Task brief.
Would you write out the records below exactly as given?

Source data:
"""

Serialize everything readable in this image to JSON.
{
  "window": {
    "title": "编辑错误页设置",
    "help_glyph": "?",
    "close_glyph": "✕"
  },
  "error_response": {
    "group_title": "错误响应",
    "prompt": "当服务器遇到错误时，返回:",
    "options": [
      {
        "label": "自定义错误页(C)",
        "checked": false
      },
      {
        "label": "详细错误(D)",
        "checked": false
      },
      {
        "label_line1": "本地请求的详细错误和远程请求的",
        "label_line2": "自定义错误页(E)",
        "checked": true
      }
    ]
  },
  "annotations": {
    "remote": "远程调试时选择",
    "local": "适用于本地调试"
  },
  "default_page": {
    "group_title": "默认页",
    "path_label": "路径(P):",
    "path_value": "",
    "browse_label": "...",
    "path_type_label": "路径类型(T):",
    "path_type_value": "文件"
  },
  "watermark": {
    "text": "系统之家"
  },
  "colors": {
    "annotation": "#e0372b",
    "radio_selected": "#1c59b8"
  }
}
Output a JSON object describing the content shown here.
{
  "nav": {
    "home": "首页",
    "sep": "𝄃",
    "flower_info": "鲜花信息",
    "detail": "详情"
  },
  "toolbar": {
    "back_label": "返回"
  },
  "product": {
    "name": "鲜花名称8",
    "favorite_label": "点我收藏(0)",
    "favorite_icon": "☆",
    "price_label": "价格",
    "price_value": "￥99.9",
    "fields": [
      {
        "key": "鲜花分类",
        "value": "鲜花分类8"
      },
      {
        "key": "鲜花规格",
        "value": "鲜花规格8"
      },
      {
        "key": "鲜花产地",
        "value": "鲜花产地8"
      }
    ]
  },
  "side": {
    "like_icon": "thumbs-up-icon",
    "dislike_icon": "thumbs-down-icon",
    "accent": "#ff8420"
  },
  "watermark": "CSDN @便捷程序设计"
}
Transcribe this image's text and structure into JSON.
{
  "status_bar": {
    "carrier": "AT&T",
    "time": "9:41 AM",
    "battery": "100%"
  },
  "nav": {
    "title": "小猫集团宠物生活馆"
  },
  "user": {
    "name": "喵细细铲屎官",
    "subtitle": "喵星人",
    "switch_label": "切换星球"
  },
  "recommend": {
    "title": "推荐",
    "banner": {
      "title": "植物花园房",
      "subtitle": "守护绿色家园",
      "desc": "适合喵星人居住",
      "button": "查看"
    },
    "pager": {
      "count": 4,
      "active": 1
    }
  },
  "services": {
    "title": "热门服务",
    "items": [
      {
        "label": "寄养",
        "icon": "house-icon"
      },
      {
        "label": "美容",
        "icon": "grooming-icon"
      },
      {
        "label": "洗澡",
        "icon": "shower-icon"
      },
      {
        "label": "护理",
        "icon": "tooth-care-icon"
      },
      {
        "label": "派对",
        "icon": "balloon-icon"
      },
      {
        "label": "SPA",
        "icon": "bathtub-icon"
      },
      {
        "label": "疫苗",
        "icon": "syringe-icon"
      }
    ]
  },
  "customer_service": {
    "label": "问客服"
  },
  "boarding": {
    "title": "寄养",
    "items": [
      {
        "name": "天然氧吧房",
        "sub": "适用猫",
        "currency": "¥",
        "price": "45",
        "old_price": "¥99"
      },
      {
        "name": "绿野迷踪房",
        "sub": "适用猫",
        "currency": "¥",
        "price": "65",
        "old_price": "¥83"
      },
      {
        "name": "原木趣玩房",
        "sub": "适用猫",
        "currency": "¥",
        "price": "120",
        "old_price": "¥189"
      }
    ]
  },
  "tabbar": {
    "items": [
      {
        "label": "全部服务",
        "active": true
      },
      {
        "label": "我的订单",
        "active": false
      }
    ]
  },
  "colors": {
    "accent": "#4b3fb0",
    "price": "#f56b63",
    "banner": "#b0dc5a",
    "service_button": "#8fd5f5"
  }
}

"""

Your solution.
Serialize everything readable in this image to JSON.
{
  "window": {
    "title": "编辑错误页设置",
    "help_glyph": "?",
    "close_glyph": "✕"
  },
  "error_response": {
    "group_title": "错误响应",
    "prompt": "当服务器遇到错误时，返回:",
    "options": [
      {
        "label": "自定义错误页(C)",
        "checked": false
      },
      {
        "label": "详细错误(D)",
        "checked": false
      },
      {
        "label_line1": "本地请求的详细错误和远程请求的",
        "label_line2": "自定义错误页(E)",
        "checked": true
      }
    ]
  },
  "annotations": {
    "remote": "远程调试时选择",
    "local": "适用于本地调试"
  },
  "default_page": {
    "group_title": "默认页",
    "path_label": "路径(P):",
    "path_value": "",
    "browse_label": "...",
    "path_type_label": "路径类型(T):",
    "path_type_value": "文件"
  },
  "watermark": {
    "text": "系统之家"
  },
  "colors": {
    "annotation": "#e0372b",
    "radio_selected": "#1c59b8"
  }
}
Output a JSON object describing the content shown here.
{
  "nav": {
    "home": "首页",
    "sep": "𝄃",
    "flower_info": "鲜花信息",
    "detail": "详情"
  },
  "toolbar": {
    "back_label": "返回"
  },
  "product": {
    "name": "鲜花名称8",
    "favorite_label": "点我收藏(0)",
    "favorite_icon": "☆",
    "price_label": "价格",
    "price_value": "￥99.9",
    "fields": [
      {
        "key": "鲜花分类",
        "value": "鲜花分类8"
      },
      {
        "key": "鲜花规格",
        "value": "鲜花规格8"
      },
      {
        "key": "鲜花产地",
        "value": "鲜花产地8"
      }
    ]
  },
  "side": {
    "like_icon": "thumbs-up-icon",
    "dislike_icon": "thumbs-down-icon",
    "accent": "#ff8420"
  },
  "watermark": "CSDN @便捷程序设计"
}
Transcribe this image's text and structure into JSON.
{
  "status_bar": {
    "carrier": "AT&T",
    "time": "9:41 AM",
    "battery": "100%"
  },
  "nav": {
    "title": "小猫集团宠物生活馆"
  },
  "user": {
    "name": "喵细细铲屎官",
    "subtitle": "喵星人",
    "switch_label": "切换星球"
  },
  "recommend": {
    "title": "推荐",
    "banner": {
      "title": "植物花园房",
      "subtitle": "守护绿色家园",
      "desc": "适合喵星人居住",
      "button": "查看"
    },
    "pager": {
      "count": 4,
      "active": 1
    }
  },
  "services": {
    "title": "热门服务",
    "items": [
      {
        "label": "寄养",
        "icon": "house-icon"
      },
      {
        "label": "美容",
        "icon": "grooming-icon"
      },
      {
        "label": "洗澡",
        "icon": "shower-icon"
      },
      {
        "label": "护理",
        "icon": "tooth-care-icon"
      },
      {
        "label": "派对",
        "icon": "balloon-icon"
      },
      {
        "label": "SPA",
        "icon": "bathtub-icon"
      },
      {
        "label": "疫苗",
        "icon": "syringe-icon"
      }
    ]
  },
  "customer_service": {
    "label": "问客服"
  },
  "boarding": {
    "title": "寄养",
    "items": [
      {
        "name": "天然氧吧房",
        "sub": "适用猫",
        "currency": "¥",
        "price": "45",
        "old_price": "¥99"
      },
      {
        "name": "绿野迷踪房",
        "sub": "适用猫",
        "currency": "¥",
        "price": "65",
        "old_price": "¥83"
      },
      {
        "name": "原木趣玩房",
        "sub": "适用猫",
        "currency": "¥",
        "price": "120",
        "old_price": "¥189"
      }
    ]
  },
  "tabbar": {
    "items": [
      {
        "label": "全部服务",
        "active": true
      },
      {
        "label": "我的订单",
        "active": false
      }
    ]
  },
  "colors": {
    "accent": "#4b3fb0",
    "price": "#f56b63",
    "banner": "#b0dc5a",
    "service_button": "#8fd5f5"
  }
}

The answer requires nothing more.